═══ Material supplied

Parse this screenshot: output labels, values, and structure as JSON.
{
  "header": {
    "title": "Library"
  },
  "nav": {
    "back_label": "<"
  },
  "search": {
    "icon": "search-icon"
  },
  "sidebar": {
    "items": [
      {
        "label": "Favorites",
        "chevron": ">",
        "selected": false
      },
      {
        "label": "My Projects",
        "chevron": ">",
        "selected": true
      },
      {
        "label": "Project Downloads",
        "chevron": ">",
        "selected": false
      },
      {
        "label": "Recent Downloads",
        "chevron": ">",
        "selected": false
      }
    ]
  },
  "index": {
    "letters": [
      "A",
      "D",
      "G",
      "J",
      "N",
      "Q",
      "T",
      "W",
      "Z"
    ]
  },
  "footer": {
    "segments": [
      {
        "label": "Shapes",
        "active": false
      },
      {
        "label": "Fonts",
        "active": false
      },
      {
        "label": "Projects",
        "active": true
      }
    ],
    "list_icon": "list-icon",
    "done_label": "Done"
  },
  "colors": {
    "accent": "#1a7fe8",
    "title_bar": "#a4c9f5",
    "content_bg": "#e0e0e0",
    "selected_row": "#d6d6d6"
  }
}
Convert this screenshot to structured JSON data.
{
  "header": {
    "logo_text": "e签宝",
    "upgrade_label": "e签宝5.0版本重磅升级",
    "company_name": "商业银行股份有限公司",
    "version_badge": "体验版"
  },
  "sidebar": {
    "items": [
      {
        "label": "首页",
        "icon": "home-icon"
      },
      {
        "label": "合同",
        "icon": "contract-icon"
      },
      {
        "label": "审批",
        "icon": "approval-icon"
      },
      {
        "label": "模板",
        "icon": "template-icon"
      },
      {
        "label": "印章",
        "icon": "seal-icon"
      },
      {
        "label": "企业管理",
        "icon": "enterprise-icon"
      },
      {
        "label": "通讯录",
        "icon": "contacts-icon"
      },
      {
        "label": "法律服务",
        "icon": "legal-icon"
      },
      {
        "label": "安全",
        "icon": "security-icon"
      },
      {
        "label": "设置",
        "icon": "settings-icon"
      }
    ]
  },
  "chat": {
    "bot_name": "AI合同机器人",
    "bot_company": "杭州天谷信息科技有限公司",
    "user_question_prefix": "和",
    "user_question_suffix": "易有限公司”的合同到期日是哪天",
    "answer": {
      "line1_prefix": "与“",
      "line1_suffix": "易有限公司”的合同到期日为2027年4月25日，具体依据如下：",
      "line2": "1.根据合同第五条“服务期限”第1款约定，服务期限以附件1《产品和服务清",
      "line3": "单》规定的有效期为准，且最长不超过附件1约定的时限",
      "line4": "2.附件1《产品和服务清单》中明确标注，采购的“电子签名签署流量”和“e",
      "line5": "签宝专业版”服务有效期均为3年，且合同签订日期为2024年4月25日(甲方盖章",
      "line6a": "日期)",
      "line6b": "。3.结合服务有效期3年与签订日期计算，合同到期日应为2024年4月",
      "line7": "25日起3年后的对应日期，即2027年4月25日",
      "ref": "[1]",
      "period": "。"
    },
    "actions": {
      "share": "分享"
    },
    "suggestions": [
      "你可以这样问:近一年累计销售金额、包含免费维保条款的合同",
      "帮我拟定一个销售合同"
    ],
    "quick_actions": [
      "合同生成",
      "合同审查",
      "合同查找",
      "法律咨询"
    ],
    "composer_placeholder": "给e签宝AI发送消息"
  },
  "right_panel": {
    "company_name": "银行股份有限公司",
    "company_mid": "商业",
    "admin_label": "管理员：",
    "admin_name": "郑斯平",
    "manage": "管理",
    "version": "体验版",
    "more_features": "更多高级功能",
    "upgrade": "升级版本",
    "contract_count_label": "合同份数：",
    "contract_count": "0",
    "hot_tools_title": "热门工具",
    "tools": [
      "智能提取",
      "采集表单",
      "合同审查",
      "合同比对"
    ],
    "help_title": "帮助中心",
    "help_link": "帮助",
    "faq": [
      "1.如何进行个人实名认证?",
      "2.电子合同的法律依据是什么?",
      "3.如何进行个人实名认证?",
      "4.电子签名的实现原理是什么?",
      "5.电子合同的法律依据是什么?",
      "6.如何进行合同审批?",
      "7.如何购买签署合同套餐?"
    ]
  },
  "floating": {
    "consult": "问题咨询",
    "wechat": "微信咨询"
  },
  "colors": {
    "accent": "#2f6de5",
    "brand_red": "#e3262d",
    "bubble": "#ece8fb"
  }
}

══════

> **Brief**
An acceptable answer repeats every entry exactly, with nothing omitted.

> **Answer to the problem**
Parse this screenshot: output labels, values, and structure as JSON.
{
  "header": {
    "title": "Library"
  },
  "nav": {
    "back_label": "<"
  },
  "search": {
    "icon": "search-icon"
  },
  "sidebar": {
    "items": [
      {
        "label": "Favorites",
        "chevron": ">",
        "selected": false
      },
      {
        "label": "My Projects",
        "chevron": ">",
        "selected": true
      },
      {
        "label": "Project Downloads",
        "chevron": ">",
        "selected": false
      },
      {
        "label": "Recent Downloads",
        "chevron": ">",
        "selected": false
      }
    ]
  },
  "index": {
    "letters": [
      "A",
      "D",
      "G",
      "J",
      "N",
      "Q",
      "T",
      "W",
      "Z"
    ]
  },
  "footer": {
    "segments": [
      {
        "label": "Shapes",
        "active": false
      },
      {
        "label": "Fonts",
        "active": false
      },
      {
        "label": "Projects",
        "active": true
      }
    ],
    "list_icon": "list-icon",
    "done_label": "Done"
  },
  "colors": {
    "accent": "#1a7fe8",
    "title_bar": "#a4c9f5",
    "content_bg": "#e0e0e0",
    "selected_row": "#d6d6d6"
  }
}
Convert this screenshot to structured JSON data.
{
  "header": {
    "logo_text": "e签宝",
    "upgrade_label": "e签宝5.0版本重磅升级",
    "company_name": "商业银行股份有限公司",
    "version_badge": "体验版"
  },
  "sidebar": {
    "items": [
      {
        "label": "首页",
        "icon": "home-icon"
      },
      {
        "label": "合同",
        "icon": "contract-icon"
      },
      {
        "label": "审批",
        "icon": "approval-icon"
      },
      {
        "label": "模板",
        "icon": "template-icon"
      },
      {
        "label": "印章",
        "icon": "seal-icon"
      },
      {
        "label": "企业管理",
        "icon": "enterprise-icon"
      },
      {
        "label": "通讯录",
        "icon": "contacts-icon"
      },
      {
        "label": "法律服务",
        "icon": "legal-icon"
      },
      {
        "label": "安全",
        "icon": "security-icon"
      },
      {
        "label": "设置",
        "icon": "settings-icon"
      }
    ]
  },
  "chat": {
    "bot_name": "AI合同机器人",
    "bot_company": "杭州天谷信息科技有限公司",
    "user_question_prefix": "和",
    "user_question_suffix": "易有限公司”的合同到期日是哪天",
    "answer": {
      "line1_prefix": "与“",
      "line1_suffix": "易有限公司”的合同到期日为2027年4月25日，具体依据如下：",
      "line2": "1.根据合同第五条“服务期限”第1款约定，服务期限以附件1《产品和服务清",
      "line3": "单》规定的有效期为准，且最长不超过附件1约定的时限",
      "line4": "2.附件1《产品和服务清单》中明确标注，采购的“电子签名签署流量”和“e",
      "line5": "签宝专业版”服务有效期均为3年，且合同签订日期为2024年4月25日(甲方盖章",
      "line6a": "日期)",
      "line6b": "。3.结合服务有效期3年与签订日期计算，合同到期日应为2024年4月",
      "line7": "25日起3年后的对应日期，即2027年4月25日",
      "ref": "[1]",
      "period": "。"
    },
    "actions": {
      "share": "分享"
    },
    "suggestions": [
      "你可以这样问:近一年累计销售金额、包含免费维保条款的合同",
      "帮我拟定一个销售合同"
    ],
    "quick_actions": [
      "合同生成",
      "合同审查",
      "合同查找",
      "法律咨询"
    ],
    "composer_placeholder": "给e签宝AI发送消息"
  },
  "right_panel": {
    "company_name": "银行股份有限公司",
    "company_mid": "商业",
    "admin_label": "管理员：",
    "admin_name": "郑斯平",
    "manage": "管理",
    "version": "体验版",
    "more_features": "更多高级功能",
    "upgrade": "升级版本",
    "contract_count_label": "合同份数：",
    "contract_count": "0",
    "hot_tools_title": "热门工具",
    "tools": [
      "智能提取",
      "采集表单",
      "合同审查",
      "合同比对"
    ],
    "help_title": "帮助中心",
    "help_link": "帮助",
    "faq": [
      "1.如何进行个人实名认证?",
      "2.电子合同的法律依据是什么?",
      "3.如何进行个人实名认证?",
      "4.电子签名的实现原理是什么?",
      "5.电子合同的法律依据是什么?",
      "6.如何进行合同审批?",
      "7.如何购买签署合同套餐?"
    ]
  },
  "floating": {
    "consult": "问题咨询",
    "wechat": "微信咨询"
  },
  "colors": {
    "accent": "#2f6de5",
    "brand_red": "#e3262d",
    "bubble": "#ece8fb"
  }
}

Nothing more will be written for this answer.